Kicking off 2022, the Case-Shiller home price index continues the record pace of 2021.
Home Prices Disconnect From Rent and OER
Home Price Disconnect Notes
- National is the Case-Shiller national home price index.
- 10-City represents the weighted average of the cities in the first chart.
- CPI is the Consumer Price Index
- OER stands for Owner’s Equivalent Rent. It is the single largest component in the CPI with a current weight of 24.151% of the total CPI.
- Rent of Primary Residence is a CPI component with a weight of 7.374% of the CPI.
OER is the mythical price the Bureau of Labor Statistics (BLS) says one would pay to rent one’s own house from oneself, unfurnished, without utilities.
CS National, Top 10 Metro Percent Change From Year Ago
Percent Change From Year Ago Notes (January 2022)
- CPI: 7.48%
- OER: 4.09%
- Rent: 3.76%
- Case-Shiller 10-City: 17.52%
- Case-Shiller National: 19.17%
Yes, by a lot.
I do not believe OER is only up 4.09%. Nor do I believe rent is only up 3.76%.
Moreover, home prices are not directly in the CPI, only OER and and Rent.
CPI vs Case-Shiller Adjusted CPI
Adjusted CPI Discussion
My Case-Shiller adjusted CPI is calculated by substituting the percentage change in the Case-Shiller national index for OER in the CPI.
The result is an adjusted annual CPI rise of 10.29%. That’s a new record high for this data series.
There is a lot of controversy over this procedure. The BLS and many economists will point out that houses are not a “consumer” expense but a “capital” expense.
That’s technically accurate except historically home prices used to be in the CPI so historical comparisons are a bit distorted.
The problem with being “technically” accurate is that it is a huge mistake by the Fed to ignore asset bubbles. Inflation matters, not just alleged CPI inflation.
This historical distortion never mattered much in practice because the second chart shows OER, the CPI, rent, and home prices all rose in sync.
Real Interest Rates
Real Interest Rates Discussion
One can calculate “real” (inflation-adjusted) interest rates by subtracting the rate the Fed charges from CPI measures.
The Fed charges 0.8%, mortgage rates had been around 2% in January but have since soared so one could formulate another version of “real” based on mortgages.
No matter how you slice it, rates are amazingly low. With home prices up 19% but the Fed Funds Rate at 0.08% in January and mortgages now only 4% or so, it’s no wonder we have another housing bubble and bubbles in equities.
The Fed wanted higher inflation and finally got it in spades.
Why the Inflation Surge?
- Three rounds of fiscal stimulus, two by Biden and one by Trump
- Supply chain disruptions
- Massive change in consumer preferences from services to goods
- QE finally mattered
- War – Not reflected in these charts as home price data only through January

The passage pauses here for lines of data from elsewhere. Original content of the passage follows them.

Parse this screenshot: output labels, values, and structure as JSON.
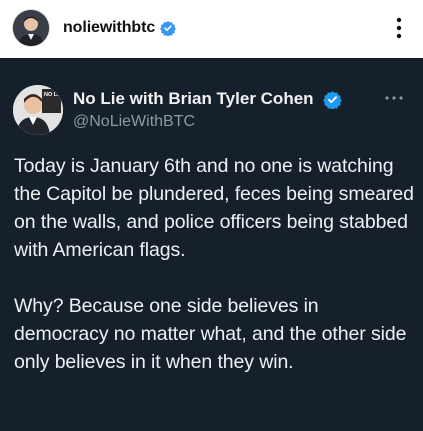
{
  "post_header": {
    "username": "noliewithbtc",
    "avatar_icon": "profile-photo-icon",
    "verified_icon": "verified-badge-icon",
    "more_icon": "more-vertical-icon",
    "verified_color": "#3897f0"
  },
  "tweet": {
    "display_name": "No Lie with Brian Tyler Cohen",
    "handle": "@NoLieWithBTC",
    "avatar_icon": "profile-photo-icon",
    "avatar_badge_text": "NO LIE",
    "verified_icon": "verified-badge-icon",
    "more_icon": "more-horizontal-icon",
    "paragraphs": [
      "Today is January 6th and no one is watching the Capitol be plundered, feces being smeared on the walls, and police officers being stabbed with American flags.",
      "Why? Because one side believes in democracy no matter what, and the other side only believes in it when they win."
    ],
    "background_color": "#15202b",
    "verified_color": "#1d9bf0"
  }
}
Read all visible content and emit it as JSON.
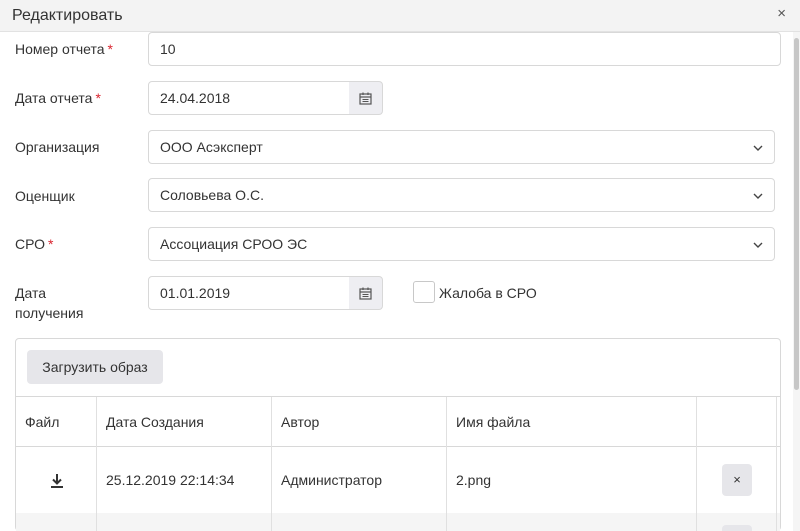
{
  "dialog": {
    "title": "Редактировать",
    "close_glyph": "×"
  },
  "form": {
    "report_number": {
      "label": "Номер отчета",
      "required_mark": "*",
      "value": "10"
    },
    "report_date": {
      "label": "Дата отчета",
      "required_mark": "*",
      "value": "24.04.2018",
      "button_icon": "calendar-icon"
    },
    "organization": {
      "label": "Организация",
      "value": "ООО Асэксперт",
      "icon": "chevron-down-icon"
    },
    "appraiser": {
      "label": "Оценщик",
      "value": "Соловьева О.С.",
      "icon": "chevron-down-icon"
    },
    "sro": {
      "label": "СРО",
      "required_mark": "*",
      "value": "Ассоциация СРОО ЭС",
      "icon": "chevron-down-icon"
    },
    "received_date": {
      "label_line1": "Дата",
      "label_line2": "получения",
      "value": "01.01.2019",
      "button_icon": "calendar-icon"
    },
    "complaint": {
      "label": "Жалоба в СРО",
      "checked": false
    }
  },
  "files": {
    "upload_label": "Загрузить образ",
    "columns": [
      "Файл",
      "Дата Создания",
      "Автор",
      "Имя файла",
      ""
    ],
    "rows": [
      {
        "file_icon": "download-icon",
        "created": "25.12.2019 22:14:34",
        "author": "Администратор",
        "filename": "2.png",
        "delete_glyph": "×"
      }
    ]
  },
  "colors": {
    "required": "#d9232e",
    "button_bg": "#e6e6ea",
    "border": "#d8d8d8"
  }
}
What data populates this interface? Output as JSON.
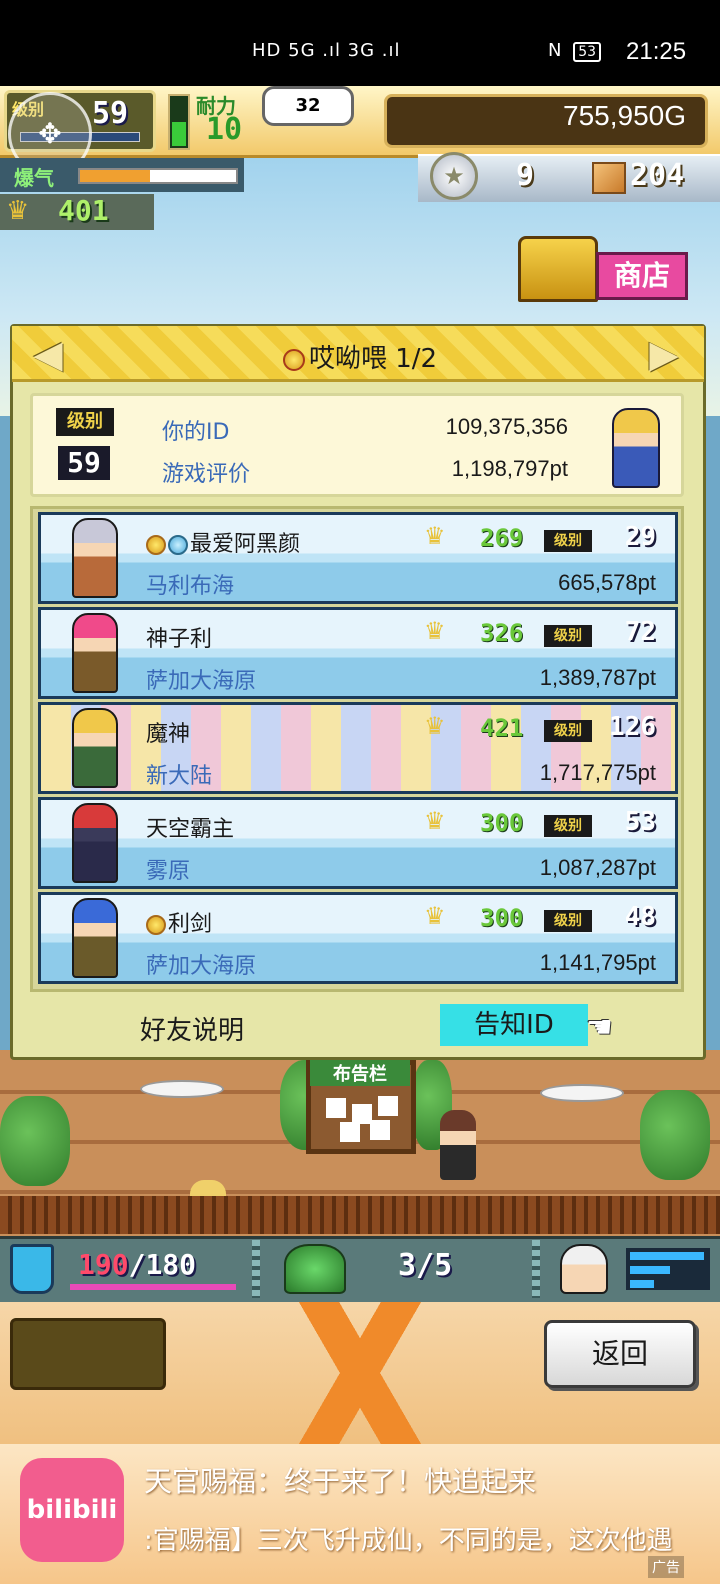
{
  "status_bar": {
    "network": "HD 5G .ıl 3G .ıl",
    "nfc": "N",
    "battery": "53",
    "time": "21:25"
  },
  "hud": {
    "level_label": "级别",
    "level": "59",
    "stamina_label": "耐力",
    "stamina": "10",
    "bubble": "32",
    "gold": "755,950G",
    "burst_label": "爆气",
    "medals": "9",
    "crates": "204",
    "eagles": "401",
    "shop_label": "商店"
  },
  "panel": {
    "title": "哎呦喂 1/2",
    "my_level_label": "级别",
    "my_level": "59",
    "my_id_label": "你的ID",
    "my_id": "109,375,356",
    "my_rating_label": "游戏评价",
    "my_rating": "1,198,797pt",
    "level_tag": "级别",
    "friends": [
      {
        "name": "最爱阿黑颜",
        "area": "马利布海",
        "points": "665,578pt",
        "eagles": "269",
        "level": "29",
        "style": "blue",
        "avatar_colors": [
          "#c8c8d8",
          "#f6d6b4",
          "#b86a3a"
        ]
      },
      {
        "name": "神子利",
        "area": "萨加大海原",
        "points": "1,389,787pt",
        "eagles": "326",
        "level": "72",
        "style": "blue",
        "avatar_colors": [
          "#f04a8a",
          "#f6d6b4",
          "#7a5a2a"
        ]
      },
      {
        "name": "魔神",
        "area": "新大陆",
        "points": "1,717,775pt",
        "eagles": "421",
        "level": "126",
        "style": "party",
        "avatar_colors": [
          "#f0c84a",
          "#f6d6b4",
          "#3a6a3a"
        ]
      },
      {
        "name": "天空霸主",
        "area": "雾原",
        "points": "1,087,287pt",
        "eagles": "300",
        "level": "53",
        "style": "blue",
        "avatar_colors": [
          "#d83a3a",
          "#3a3a5a",
          "#2a2a4a"
        ]
      },
      {
        "name": "利剑",
        "area": "萨加大海原",
        "points": "1,141,795pt",
        "eagles": "300",
        "level": "48",
        "style": "blue",
        "avatar_colors": [
          "#3a6ad8",
          "#f6d6b4",
          "#6a5a2a"
        ]
      }
    ],
    "friend_help": "好友说明",
    "notify_id": "告知ID"
  },
  "scene": {
    "board_title": "布告栏"
  },
  "bottom_hud": {
    "capacity_used": "190",
    "capacity_sep": "/",
    "capacity_max": "180",
    "slots": "3/5",
    "back_label": "返回"
  },
  "ad": {
    "logo": "bilibili",
    "title": "天官赐福：终于来了！快追起来",
    "subtitle": ":官赐福】三次飞升成仙，不同的是，这次他遇",
    "tag": "广告"
  },
  "colors": {
    "notify_button": "#36e0e6",
    "panel_bg": "#e6e6a8",
    "header_gold": "#f6dc5a",
    "name_blue": "#3a6ab8"
  },
  "icons": [
    "gamepad-icon",
    "medal-icon",
    "crate-icon",
    "eagle-icon",
    "chest-icon",
    "hand-pointer-icon",
    "bucket-icon",
    "plant-icon",
    "staff-icon"
  ]
}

1: Fiscal Stimulus
There were three rounds of fiscal stimulus, the last two of which were unwarranted in size and scope.
In addition to direct fiscal stimulus, Trump initiated and Biden twice extended evictions. Many people made no attempt to pay rent and instead spent that money
2: Supply Chain Disruptions
Supply chain disruptions erupted due to Covid-19.
3: Massive change in consumer preferences from services to goods
As a result of Covid consumers stopped eating out, going to the gym, going to movies, reduced haircuts etc. Instead they needed home offices, new computers, etc.
QE Finally Matters
Thanks to the Fed’s QE policy, the stock market made an enormous bubbles.
The bubble wealth effect led people chasing homes regardless of price. And a huge wave of boomer retirements from those feeling wealthy increased the labor shortage.
Poor Measure of Inflation
The big problem the Fed failed to see is that the CPI is an extremely poor measure of inflation.
I assure you inflation matters, not just alleged consumer inflation.
The Fed missed a huge jump in inflation because it does not know what to look at.
Biden and Inflation Go Hand in Hand
CPI Up Most in 40 Years
For more on the CPI, please see Consumer Price Index Jumps to 7.9 Percent, Another New Four-Decades High.
That CPI report is as of February. Home price data lags.
Alleged “Benefits of Running the Economy Hot”
Finally, recall that Charles Evans, president and chief executive officer of the Chicago Fed wants to run the economy hot.
For discussion, please see Chicago Fed President Praises the “Benefits of Running the Economy Hot.”